Nov 13, 2011, 06:40 PM
Registered User
Canada, AB, Red Deer
Joined Apr 2010
315 Posts
Hi Tim, I will be nice this time...I promise Please, for the sake of the discussion, rather than completely shutting everything off, open your mind a bit to the whole picture. Never once did we disagree with you about it being shoved down, we all agreed that does take place, but there is a lot more to it than that.

For Example, since you like NASA links, here is one from the same guys as your link that say downwash reduces lift, rather than causes it.
http://www.grc.nasa.gov/WWW/k-12/airplane/downwash.html
Cut-n-paste from this link
"The wing tip vortices produce a downwash of air behind the wing which is very strong near the wing tips and decreases toward the wing root. The local angle of attack of the wing is increased by the flow induced by the downwash, giving an additional, downstream-facing, component to the aerodynamic force acting over the entire wing. The downstream component of the force is called induced drag because it faces downstream and has been "induced" by the action of the tip vortices. The lift near the wing tips is defined to be perpendicular to the local flow. The local flow is at a greater angle of attack than the free stream flow because of the induced flow. Resolving the tip lift back to the free stream reference produces a reduction in the lift coefficient of the entire wing".

This one is neat, also from your same source.
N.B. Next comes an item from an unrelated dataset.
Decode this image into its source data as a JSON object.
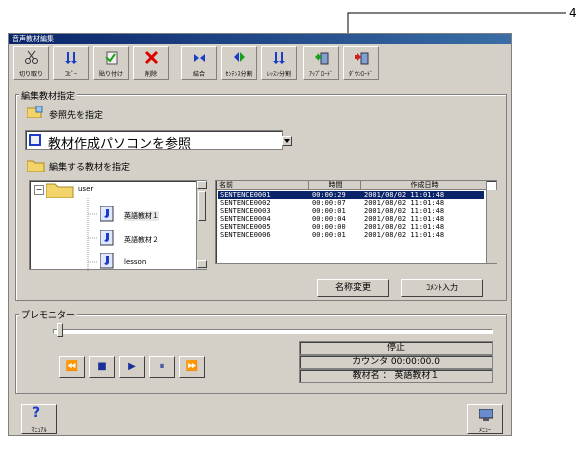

This one is called The Lift Equation, and what do you know, this "official" NASA lift equation has not just the velocity of the air, but it also takes into account the dynamic pressure, and it says that that portion of the equation is taken from Bernoulli's equation...wow!!
http://www.grc.nasa.gov/WWW/k-12/airplane/lifteq.html
Cut-n-paste from that link:
In the equation given above, the density is designated by the letter "r." We do not use "d" for density, since "d" is often used to specify distance. In many textbooks on aerodynamics, the density is given by the Greek symbol "rho" (Greek for "r"). The combination of terms "density times the square of the velocity divided by two" is called the dynamic pressure and appears in Bernoulli's pressure equation.

And here is yet another one from your very same source, which explains hw both the pressure difference/Bernoulli theory and turning flow/Newton theory are BOTH correct, if applied correctly.
the quote:
"So both "Bernoulli" and "Newton" are correct. Integrating the effects of either the pressure or the velocity determines the aerodynamic force on an object. We can use equations developed by each of them to determine the magnitude and direction of the aerodynamic force. "